We're also seeing many retirees who want to preserve their independence and live in their own home for as long as possible – just possibly not the same home they have lived in until now.
Some of these retirees might choose retirement village living if they could afford it, but that's not an option that's open or appealing to everyone.
Many councils, landowners and developers are not yet taking this market into account and are still encouraging and creating subdivisions, with all the sections and homes too big for people looking to downsize.
Where sections are small, there is the expectation the house built on it will be two storey.
New homes built in New Zealand have grown bigger and bigger (even when the sections are small) but there are plenty of retirees who want a smaller, single level home where they can age in the community they have chosen to live much of their life.
I'm convinced the answer lies in providing options that meet differing tastes and differing budgets.
The need for a wide range of options is important now and will become even more relevant over the next 10-15 years as more baby boomers move into retirement.
Retirement Commissioner Diane Maxwell also recently highlighted the need to provide options for those reaching retirement.
She spoke about the need to provide "good housing stock" that is right for retirees and older New Zealanders – and said this includes retirees staying put and ageing in place, as well as buying the right to live in a retirement village.

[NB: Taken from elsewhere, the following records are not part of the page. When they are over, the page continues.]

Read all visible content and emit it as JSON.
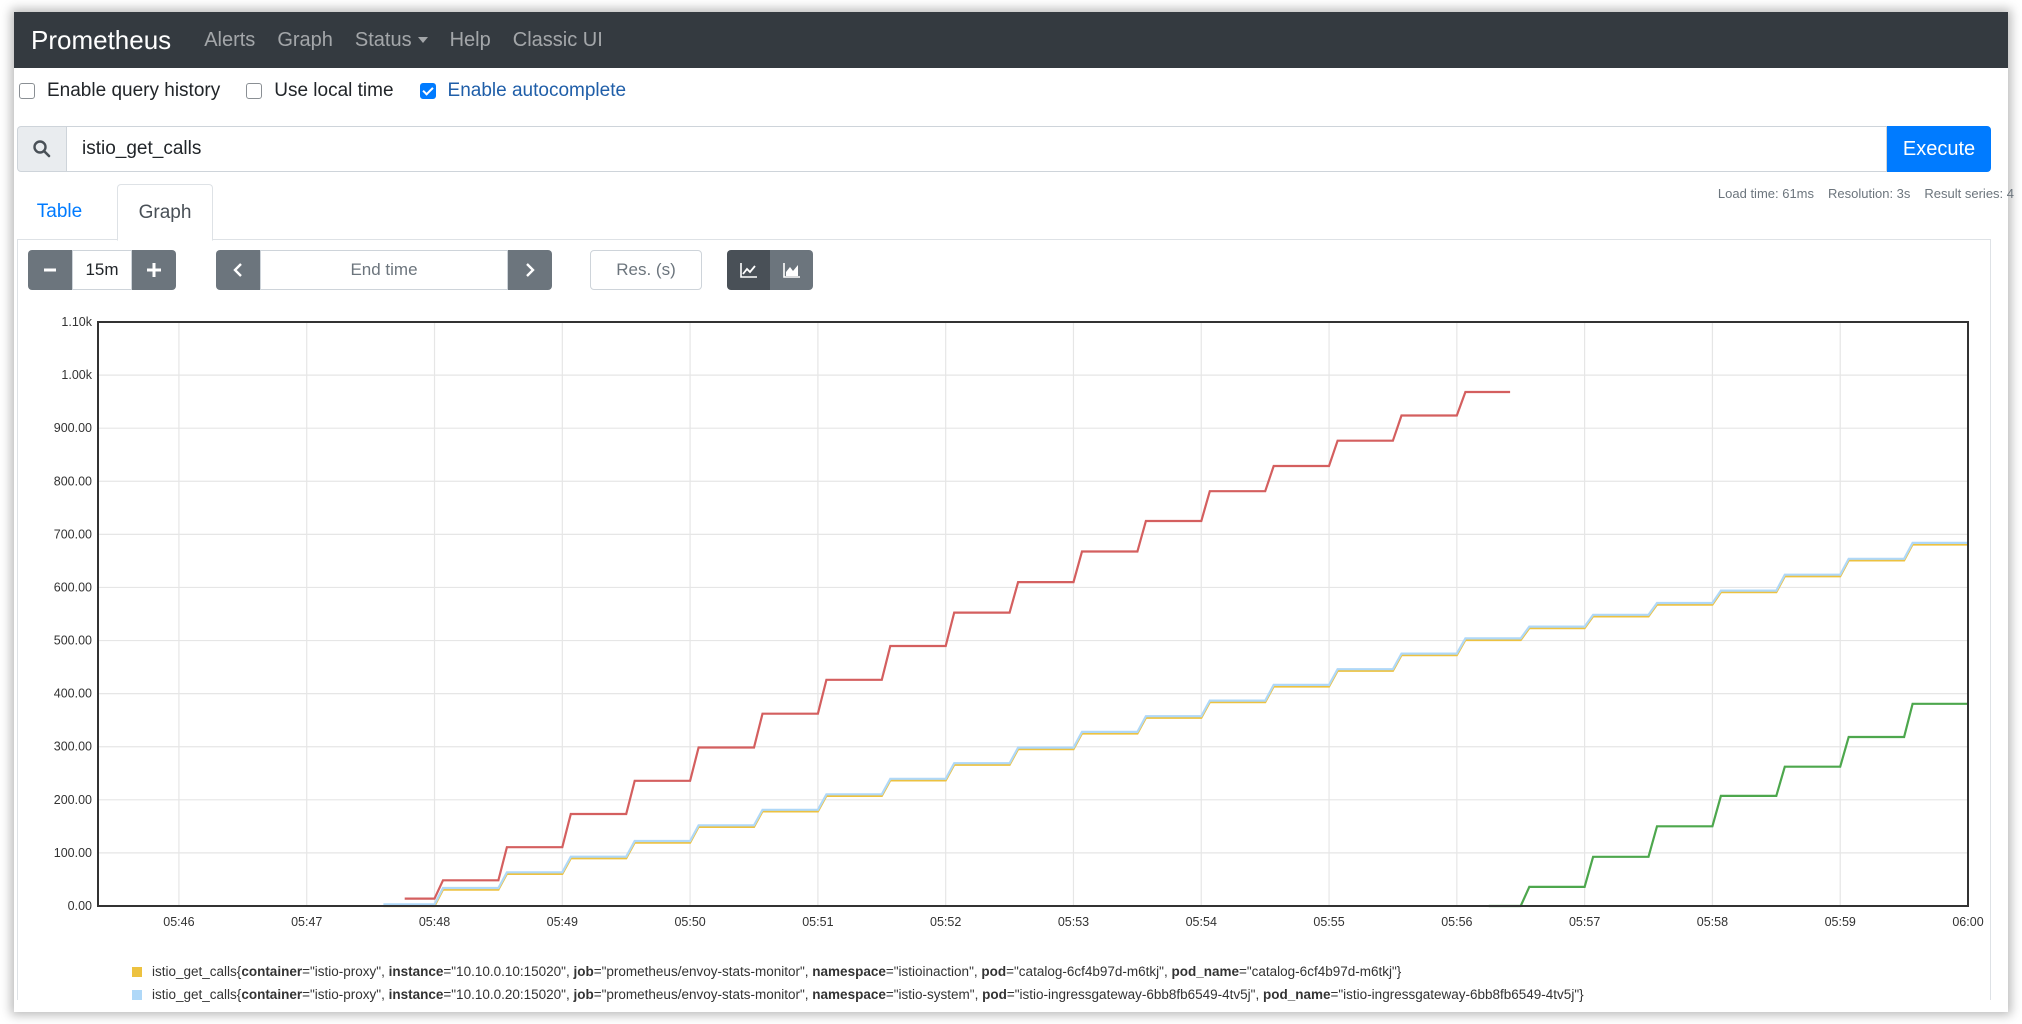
{
  "navbar": {
    "brand": "Prometheus",
    "items": [
      "Alerts",
      "Graph",
      "Status",
      "Help",
      "Classic UI"
    ]
  },
  "options": {
    "query_history": "Enable query history",
    "local_time": "Use local time",
    "autocomplete": "Enable autocomplete"
  },
  "query": {
    "expression": "istio_get_calls",
    "execute_label": "Execute"
  },
  "stats": {
    "load_time": "Load time: 61ms",
    "resolution": "Resolution: 3s",
    "result_series": "Result series: 4"
  },
  "tabs": {
    "table": "Table",
    "graph": "Graph"
  },
  "controls": {
    "range": "15m",
    "end_time_placeholder": "End time",
    "resolution_placeholder": "Res. (s)"
  },
  "colors": {
    "red": "#d45f5f",
    "yellow": "#edc240",
    "lightblue": "#afd8f8",
    "green": "#4da74d",
    "grid": "#e6e6e6",
    "axis": "#333333"
  },
  "chart_data": {
    "type": "line",
    "x_unit": "time (HH:MM)",
    "xlim": [
      "05:45:22",
      "06:00:00"
    ],
    "ylim": [
      0,
      1100
    ],
    "x_ticks": [
      "05:46",
      "05:47",
      "05:48",
      "05:49",
      "05:50",
      "05:51",
      "05:52",
      "05:53",
      "05:54",
      "05:55",
      "05:56",
      "05:57",
      "05:58",
      "05:59",
      "06:00"
    ],
    "y_ticks": [
      "0.00",
      "100.00",
      "200.00",
      "300.00",
      "400.00",
      "500.00",
      "600.00",
      "700.00",
      "800.00",
      "900.00",
      "1.00k",
      "1.10k"
    ],
    "y_tick_values": [
      0,
      100,
      200,
      300,
      400,
      500,
      600,
      700,
      800,
      900,
      1000,
      1100
    ],
    "grid": true,
    "series": [
      {
        "color": "#edc240",
        "points": [
          [
            "05:47:36",
            0
          ],
          [
            "05:48:00",
            27
          ],
          [
            "05:50:00",
            145
          ],
          [
            "05:52:00",
            262
          ],
          [
            "05:54:00",
            380
          ],
          [
            "05:56:00",
            498
          ],
          [
            "05:58:00",
            587
          ],
          [
            "06:00:00",
            707
          ]
        ]
      },
      {
        "color": "#afd8f8",
        "points": [
          [
            "05:47:36",
            0
          ],
          [
            "05:48:00",
            27
          ],
          [
            "05:50:00",
            145
          ],
          [
            "05:52:00",
            262
          ],
          [
            "05:54:00",
            380
          ],
          [
            "05:56:00",
            498
          ],
          [
            "05:58:00",
            587
          ],
          [
            "06:00:00",
            707
          ]
        ]
      },
      {
        "color": "#d45f5f",
        "points": [
          [
            "05:47:46",
            14
          ],
          [
            "05:48:00",
            40
          ],
          [
            "05:50:00",
            290
          ],
          [
            "05:52:00",
            545
          ],
          [
            "05:54:00",
            775
          ],
          [
            "05:56:00",
            965
          ],
          [
            "05:56:25",
            985
          ]
        ]
      },
      {
        "color": "#4da74d",
        "points": [
          [
            "05:56:15",
            0
          ],
          [
            "05:57:00",
            85
          ],
          [
            "05:58:00",
            200
          ],
          [
            "05:59:00",
            310
          ],
          [
            "06:00:00",
            435
          ]
        ]
      }
    ]
  },
  "legend": [
    {
      "metric": "istio_get_calls",
      "color": "#edc240",
      "labels": [
        {
          "key": "container",
          "value": "\"istio-proxy\""
        },
        {
          "key": "instance",
          "value": "\"10.10.0.10:15020\""
        },
        {
          "key": "job",
          "value": "\"prometheus/envoy-stats-monitor\""
        },
        {
          "key": "namespace",
          "value": "\"istioinaction\""
        },
        {
          "key": "pod",
          "value": "\"catalog-6cf4b97d-m6tkj\""
        },
        {
          "key": "pod_name",
          "value": "\"catalog-6cf4b97d-m6tkj\""
        }
      ]
    },
    {
      "metric": "istio_get_calls",
      "color": "#afd8f8",
      "labels": [
        {
          "key": "container",
          "value": "\"istio-proxy\""
        },
        {
          "key": "instance",
          "value": "\"10.10.0.20:15020\""
        },
        {
          "key": "job",
          "value": "\"prometheus/envoy-stats-monitor\""
        },
        {
          "key": "namespace",
          "value": "\"istio-system\""
        },
        {
          "key": "pod",
          "value": "\"istio-ingressgateway-6bb8fb6549-4tv5j\""
        },
        {
          "key": "pod_name",
          "value": "\"istio-ingressgateway-6bb8fb6549-4tv5j\""
        }
      ]
    }
  ]
}
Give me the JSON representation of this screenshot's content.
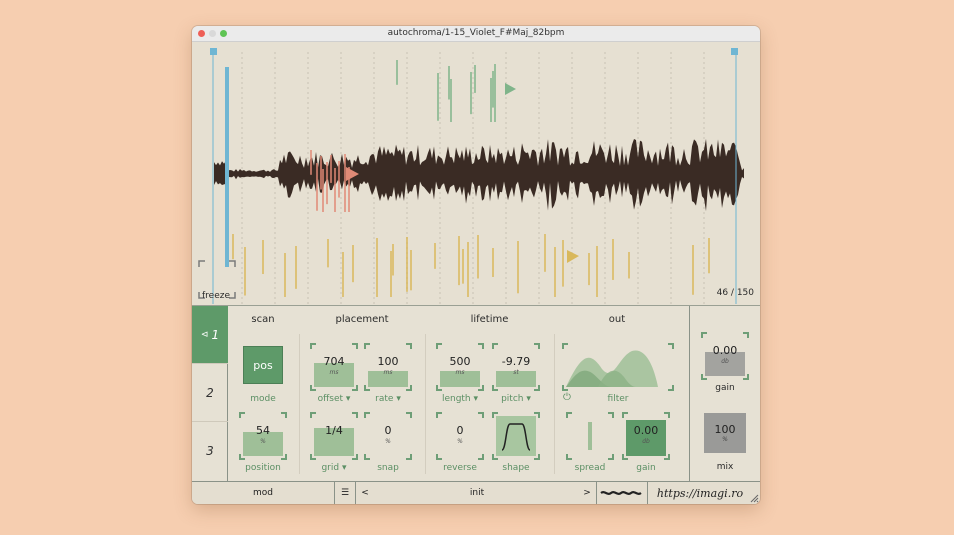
{
  "window": {
    "title": "autochroma/1-15_Violet_F#Maj_82bpm",
    "traffic_colors": [
      "#ee5f57",
      "#d9d9d9",
      "#5fc454"
    ]
  },
  "waveform": {
    "freeze_label": "freeze",
    "counter": "46 / 150",
    "colors": {
      "wave": "#3a2b24",
      "red": "#e08a76",
      "green": "#7fb48a",
      "yellow": "#d9b85b",
      "blue": "#6fb6d3"
    }
  },
  "sections": {
    "scan": "scan",
    "placement": "placement",
    "lifetime": "lifetime",
    "out": "out"
  },
  "tabs": [
    "1",
    "2",
    "3"
  ],
  "scan": {
    "mode": {
      "value": "pos",
      "label": "mode"
    },
    "position": {
      "value": "54",
      "unit": "%",
      "label": "position",
      "fill": 0.45
    }
  },
  "placement": {
    "offset": {
      "value": "704",
      "unit": "ms",
      "label": "offset",
      "fill": 0.55
    },
    "rate": {
      "value": "100",
      "unit": "ms",
      "label": "rate",
      "fill": 0.35
    },
    "grid": {
      "value": "1/4",
      "unit": "",
      "label": "grid",
      "fill": 0.6
    },
    "snap": {
      "value": "0",
      "unit": "%",
      "label": "snap",
      "fill": 0.0
    }
  },
  "lifetime": {
    "length": {
      "value": "500",
      "unit": "ms",
      "label": "length",
      "fill": 0.35
    },
    "pitch": {
      "value": "-9.79",
      "unit": "st",
      "label": "pitch",
      "fill": 0.35
    },
    "reverse": {
      "value": "0",
      "unit": "%",
      "label": "reverse",
      "fill": 0.0
    },
    "shape": {
      "label": "shape"
    }
  },
  "out": {
    "filter": {
      "label": "filter"
    },
    "spread": {
      "label": "spread"
    },
    "gain": {
      "value": "0.00",
      "unit": "db",
      "label": "gain",
      "fill": 0.7
    }
  },
  "master": {
    "gain": {
      "value": "0.00",
      "unit": "db",
      "label": "gain"
    },
    "mix": {
      "value": "100",
      "unit": "%",
      "label": "mix"
    }
  },
  "bottombar": {
    "mod": "mod",
    "prev": "<",
    "preset": "init",
    "next": ">",
    "url": "https://imagi.ro"
  }
}
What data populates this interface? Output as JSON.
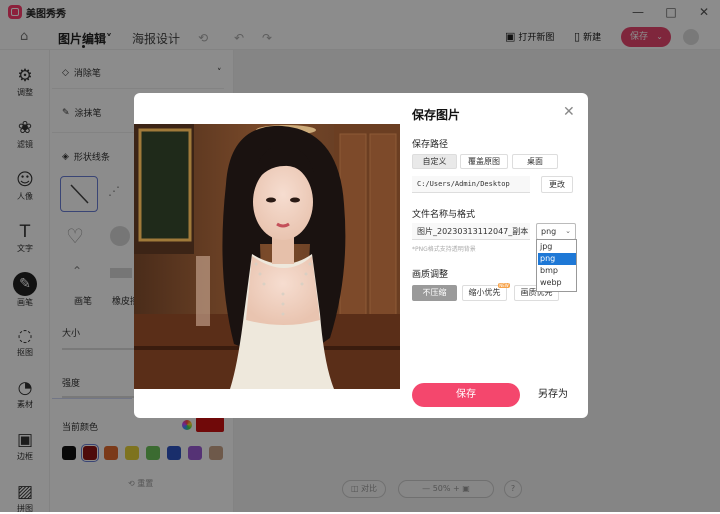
{
  "app": {
    "name": "美图秀秀"
  },
  "window_controls": {
    "minimize": "—",
    "maximize": "□",
    "close": "✕"
  },
  "topbar": {
    "tabs": [
      {
        "label": "图片编辑",
        "caret": "˅"
      },
      {
        "label": "海报设计"
      }
    ],
    "open_new": "打开新图",
    "new": "新建",
    "save": "保存",
    "save_caret": "⌄"
  },
  "left_rail": {
    "items": [
      {
        "label": "调整",
        "icon": "adjust-icon",
        "glyph": "⚙"
      },
      {
        "label": "滤镜",
        "icon": "filter-icon",
        "glyph": "❀"
      },
      {
        "label": "人像",
        "icon": "portrait-icon",
        "glyph": "☺"
      },
      {
        "label": "文字",
        "icon": "text-icon",
        "glyph": "T"
      },
      {
        "label": "画笔",
        "icon": "brush-icon",
        "glyph": "✎",
        "active": true
      },
      {
        "label": "抠图",
        "icon": "cutout-icon",
        "glyph": "◌"
      },
      {
        "label": "素材",
        "icon": "sticker-icon",
        "glyph": "◔"
      },
      {
        "label": "边框",
        "icon": "frame-icon",
        "glyph": "▣"
      },
      {
        "label": "拼图",
        "icon": "collage-icon",
        "glyph": "▨"
      }
    ]
  },
  "tool_panel": {
    "eraser": "消除笔",
    "painter": "涂抹笔",
    "shape_line": "形状线条",
    "pen_tab": "画笔",
    "eraser_tab": "橡皮擦",
    "size": "大小",
    "strength": "强度",
    "current_color": "当前颜色",
    "reset": "重置",
    "current_color_hex": "#cc1111",
    "swatches": [
      "#111111",
      "#8e1414",
      "#e06a2e",
      "#e6d23a",
      "#6cc35a",
      "#2f54c4",
      "#9b5bd6",
      "#c8a387"
    ]
  },
  "canvas_controls": {
    "compare": "对比",
    "zoom": "50%"
  },
  "dialog": {
    "title": "保存图片",
    "path_section": "保存路径",
    "path_options": [
      {
        "label": "自定义",
        "active": true
      },
      {
        "label": "覆盖原图"
      },
      {
        "label": "桌面"
      }
    ],
    "path_value": "C:/Users/Admin/Desktop",
    "change": "更改",
    "name_section": "文件名称与格式",
    "filename": "图片_20230313112047_副本",
    "format": "png",
    "format_options": [
      {
        "label": "jpg"
      },
      {
        "label": "png",
        "selected": true
      },
      {
        "label": "bmp"
      },
      {
        "label": "webp"
      }
    ],
    "hint": "*PNG格式支持透明背景",
    "quality_section": "画质调整",
    "quality_options": [
      {
        "label": "不压缩",
        "active": true
      },
      {
        "label": "缩小优先"
      },
      {
        "label": "画质优先"
      }
    ],
    "save": "保存",
    "save_as": "另存为"
  }
}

We regularly hear retirees say that finding an existing small property on a small section in their existing neighbourhood is hard enough - but then they look at the work that's needed to get that house to the standard they expect and decide it isn't worth it.
In many of those cases, they end up building a home that's much larger than they originally wanted – but the house is new and has everything they want.
"Downsizing" means downsizing of maintenance – inside and out – but with better planning we could be building smaller houses on smaller sections interspersed amongst standard family homes so retirees can live in a regular community wherever they choose to.
Smaller homes won't appeal only to retirees. They will also be a useful addition to our overall housing stock and attractive to first-home buyers, who want to start out with a more modest and affordable home.
Making smaller homes on smaller sections easily available also means that when retirees sell up the family home they are likely to need less of that capital to purchase their next home – freeing up the difference to spend in their retirement.
Currently about 70 per cent of people aged 65 and over own their own home without a mortgage; and another 14 per cent own their own home but still owe money to the bank. In 20 years' time housing affordability in this country means that more renters will be entering retirement and our need for options will be even greater.
As the Retirement Commissioner says: We need different models that will work for people.
I'm not advocating one style of living over another.
What I am advocating though, is for the availability of choices.
For this to be really effective, we need to plan for it, rather than let it happen in an ad hoc way. Bigger isn't always better.
❏ Kevin Atkinson, chief executive of Generation Homes, has been a Government housing advisor and is a media commentator on the building industry.